Data about app and page elements
------------------------------------

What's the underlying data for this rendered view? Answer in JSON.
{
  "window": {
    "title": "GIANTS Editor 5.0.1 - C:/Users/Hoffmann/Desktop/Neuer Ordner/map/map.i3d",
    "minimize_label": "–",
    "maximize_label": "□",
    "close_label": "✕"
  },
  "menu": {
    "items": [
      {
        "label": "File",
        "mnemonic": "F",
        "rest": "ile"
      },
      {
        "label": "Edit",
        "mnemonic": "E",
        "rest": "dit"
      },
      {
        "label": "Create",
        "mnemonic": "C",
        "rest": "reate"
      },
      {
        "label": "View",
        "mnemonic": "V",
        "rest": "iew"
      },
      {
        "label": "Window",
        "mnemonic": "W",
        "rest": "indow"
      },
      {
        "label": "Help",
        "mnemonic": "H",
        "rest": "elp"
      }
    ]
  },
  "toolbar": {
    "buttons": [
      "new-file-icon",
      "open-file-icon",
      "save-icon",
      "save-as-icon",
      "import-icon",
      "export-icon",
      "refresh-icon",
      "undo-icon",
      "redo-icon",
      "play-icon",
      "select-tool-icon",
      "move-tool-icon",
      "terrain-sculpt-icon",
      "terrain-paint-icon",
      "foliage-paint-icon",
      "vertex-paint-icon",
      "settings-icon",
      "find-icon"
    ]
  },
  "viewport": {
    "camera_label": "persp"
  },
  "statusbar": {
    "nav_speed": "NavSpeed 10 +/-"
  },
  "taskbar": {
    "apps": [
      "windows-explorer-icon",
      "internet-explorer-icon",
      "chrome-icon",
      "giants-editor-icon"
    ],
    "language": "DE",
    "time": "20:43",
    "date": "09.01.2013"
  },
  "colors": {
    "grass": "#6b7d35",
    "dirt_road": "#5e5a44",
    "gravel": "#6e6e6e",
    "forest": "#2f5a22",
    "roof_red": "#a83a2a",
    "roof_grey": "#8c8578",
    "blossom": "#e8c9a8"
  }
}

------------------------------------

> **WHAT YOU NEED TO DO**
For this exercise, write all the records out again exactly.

> **SOLVED PROBLEM**
What's the underlying data for this rendered view? Answer in JSON.
{
  "window": {
    "title": "GIANTS Editor 5.0.1 - C:/Users/Hoffmann/Desktop/Neuer Ordner/map/map.i3d",
    "minimize_label": "–",
    "maximize_label": "□",
    "close_label": "✕"
  },
  "menu": {
    "items": [
      {
        "label": "File",
        "mnemonic": "F",
        "rest": "ile"
      },
      {
        "label": "Edit",
        "mnemonic": "E",
        "rest": "dit"
      },
      {
        "label": "Create",
        "mnemonic": "C",
        "rest": "reate"
      },
      {
        "label": "View",
        "mnemonic": "V",
        "rest": "iew"
      },
      {
        "label": "Window",
        "mnemonic": "W",
        "rest": "indow"
      },
      {
        "label": "Help",
        "mnemonic": "H",
        "rest": "elp"
      }
    ]
  },
  "toolbar": {
    "buttons": [
      "new-file-icon",
      "open-file-icon",
      "save-icon",
      "save-as-icon",
      "import-icon",
      "export-icon",
      "refresh-icon",
      "undo-icon",
      "redo-icon",
      "play-icon",
      "select-tool-icon",
      "move-tool-icon",
      "terrain-sculpt-icon",
      "terrain-paint-icon",
      "foliage-paint-icon",
      "vertex-paint-icon",
      "settings-icon",
      "find-icon"
    ]
  },
  "viewport": {
    "camera_label": "persp"
  },
  "statusbar": {
    "nav_speed": "NavSpeed 10 +/-"
  },
  "taskbar": {
    "apps": [
      "windows-explorer-icon",
      "internet-explorer-icon",
      "chrome-icon",
      "giants-editor-icon"
    ],
    "language": "DE",
    "time": "20:43",
    "date": "09.01.2013"
  },
  "colors": {
    "grass": "#6b7d35",
    "dirt_road": "#5e5a44",
    "gravel": "#6e6e6e",
    "forest": "#2f5a22",
    "roof_red": "#a83a2a",
    "roof_grey": "#8c8578",
    "blossom": "#e8c9a8"
  }
}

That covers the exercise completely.